Started as a way for digital and new media artists to circumvent the elitist infrastructure of art fairs, the Wrong hosts work online, for free. This year they’ve added a physical exhibition in Chicago.
I first met Claudia Hart in 1995, when she was living in Berlin and I had gone there to do research for a project.
While wandering across a quiet church square in a small Dutch village, I’m talking on the phone with a journalist from the New York Times.
Not long ago I wrote an article celebrating the work being done by cyberfeminist collective Deep Lab. After the piece was published, a writer, curator, and friend wrote to me to express concerns about the lack of women of color artists in the group.
Moving Image would be Emily Dickinson’s favorite art fair.
Sometimes art events bloom in the places you least expect it. Resonate, a new media and technology art festival in Belgrade, Serbia, hits its second outing in 2013, and along with a new website and fresh ventures, it’s looking to be a consistently powerful presence. I interviewed creative director Filip Visnjic about what he hopes to do with Resonate 2013.
Win an exhibition on the Vilcek Foundation’s digital art space and $5,000!
SANTA FE, New Mexico — Two weekends ago, I had the privilege of visiting and speaking at Currents, Santa Fe’s annual festival of new media art. Situated in the Railyard district, a growing gallery community that hosts SITE Santa Fe, Zane Bennett Contemporary and others, the majority of the festival takes place at El Museo Cultural, a large warehouse space focused on Hispanic art but also host to a number of city events.
When I walked into Team Gallery this week to see their current exhibition, Cory Arcangel vs. Pierre Bismuth my gut reaction was annoyance. The exhibition presents three works by each artist. Though Arcangel’s rise to fame has come somewhat immediately and unexpectedly, as a kind of young hip digital concept artist Pierre Bismuth’s 20-year career is equally concerned with technology and media. The result is seamless and startling to an admittedly backwards curmudgeon like me.
The most commanding visual in Manfred Mohr: 1964- 2011, Réflexions sur une esthétique programmée at Bitforms gallery in New York isn’t one of the German digital art pioneer’s own pieces.

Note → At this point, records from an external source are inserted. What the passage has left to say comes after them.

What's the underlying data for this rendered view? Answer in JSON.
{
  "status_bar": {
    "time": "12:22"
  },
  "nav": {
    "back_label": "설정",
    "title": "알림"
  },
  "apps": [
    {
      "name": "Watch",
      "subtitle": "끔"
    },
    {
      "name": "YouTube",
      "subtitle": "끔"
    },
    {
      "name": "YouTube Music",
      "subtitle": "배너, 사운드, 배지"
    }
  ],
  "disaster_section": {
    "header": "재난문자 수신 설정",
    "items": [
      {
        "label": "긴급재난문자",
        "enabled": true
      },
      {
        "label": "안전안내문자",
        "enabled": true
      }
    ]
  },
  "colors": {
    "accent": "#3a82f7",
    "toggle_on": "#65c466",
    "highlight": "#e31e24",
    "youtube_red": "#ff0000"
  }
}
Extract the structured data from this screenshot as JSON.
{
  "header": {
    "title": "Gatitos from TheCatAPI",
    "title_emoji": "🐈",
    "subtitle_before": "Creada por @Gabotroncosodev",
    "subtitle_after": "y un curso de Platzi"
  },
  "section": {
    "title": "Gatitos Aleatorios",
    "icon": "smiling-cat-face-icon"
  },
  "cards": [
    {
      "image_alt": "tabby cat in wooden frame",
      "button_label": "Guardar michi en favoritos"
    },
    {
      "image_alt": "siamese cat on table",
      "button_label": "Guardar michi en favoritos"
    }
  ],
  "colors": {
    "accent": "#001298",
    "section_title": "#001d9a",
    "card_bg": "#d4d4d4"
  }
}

Rather, it’s the scroll-size wall panel from Mohr’s solo show at the Musée d’Art Moderne de la Ville de Paris in 1971.
This week’s edition of Required Reading comes a little later than usual, but aren’t all good things worth the wait? We’ll be back to our morning publishing schedule next Sunday. Enjoy the linkage.
It’s a well-known truism that the internet in China is lousy. But business has to be done and file transfers have to be made. New media artists in particular, who can work with large complex files, would be at a loss if they relied on Western sites like YouSendIt (blocked), DropBox (blocked) and even Skype (routed through servers outside China). Any file over 50 MB can literally take hours to download from the web, if not longer. What’s a file-heavy new media artist or denizen to do? Enter Tencent QQ, China’s top instant messaging system.